[[ Material for the task, beginning ]]

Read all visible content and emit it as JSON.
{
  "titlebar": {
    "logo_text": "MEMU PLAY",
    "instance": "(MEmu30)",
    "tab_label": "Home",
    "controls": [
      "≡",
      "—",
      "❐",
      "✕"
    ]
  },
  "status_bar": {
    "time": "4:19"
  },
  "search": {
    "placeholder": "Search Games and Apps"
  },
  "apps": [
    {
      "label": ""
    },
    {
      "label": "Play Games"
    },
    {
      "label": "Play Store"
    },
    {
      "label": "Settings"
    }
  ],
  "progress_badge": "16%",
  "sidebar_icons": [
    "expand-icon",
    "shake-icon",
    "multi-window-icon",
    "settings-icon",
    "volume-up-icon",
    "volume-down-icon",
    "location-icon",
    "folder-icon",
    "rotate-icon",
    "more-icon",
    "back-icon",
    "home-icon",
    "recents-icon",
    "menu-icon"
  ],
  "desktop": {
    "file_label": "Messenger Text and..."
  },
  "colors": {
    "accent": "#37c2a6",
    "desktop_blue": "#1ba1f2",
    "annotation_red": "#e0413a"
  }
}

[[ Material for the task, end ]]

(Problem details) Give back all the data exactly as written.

(Solution to this task)
Read all visible content and emit it as JSON.
{
  "titlebar": {
    "logo_text": "MEMU PLAY",
    "instance": "(MEmu30)",
    "tab_label": "Home",
    "controls": [
      "≡",
      "—",
      "❐",
      "✕"
    ]
  },
  "status_bar": {
    "time": "4:19"
  },
  "search": {
    "placeholder": "Search Games and Apps"
  },
  "apps": [
    {
      "label": ""
    },
    {
      "label": "Play Games"
    },
    {
      "label": "Play Store"
    },
    {
      "label": "Settings"
    }
  ],
  "progress_badge": "16%",
  "sidebar_icons": [
    "expand-icon",
    "shake-icon",
    "multi-window-icon",
    "settings-icon",
    "volume-up-icon",
    "volume-down-icon",
    "location-icon",
    "folder-icon",
    "rotate-icon",
    "more-icon",
    "back-icon",
    "home-icon",
    "recents-icon",
    "menu-icon"
  ],
  "desktop": {
    "file_label": "Messenger Text and..."
  },
  "colors": {
    "accent": "#37c2a6",
    "desktop_blue": "#1ba1f2",
    "annotation_red": "#e0413a"
  }
}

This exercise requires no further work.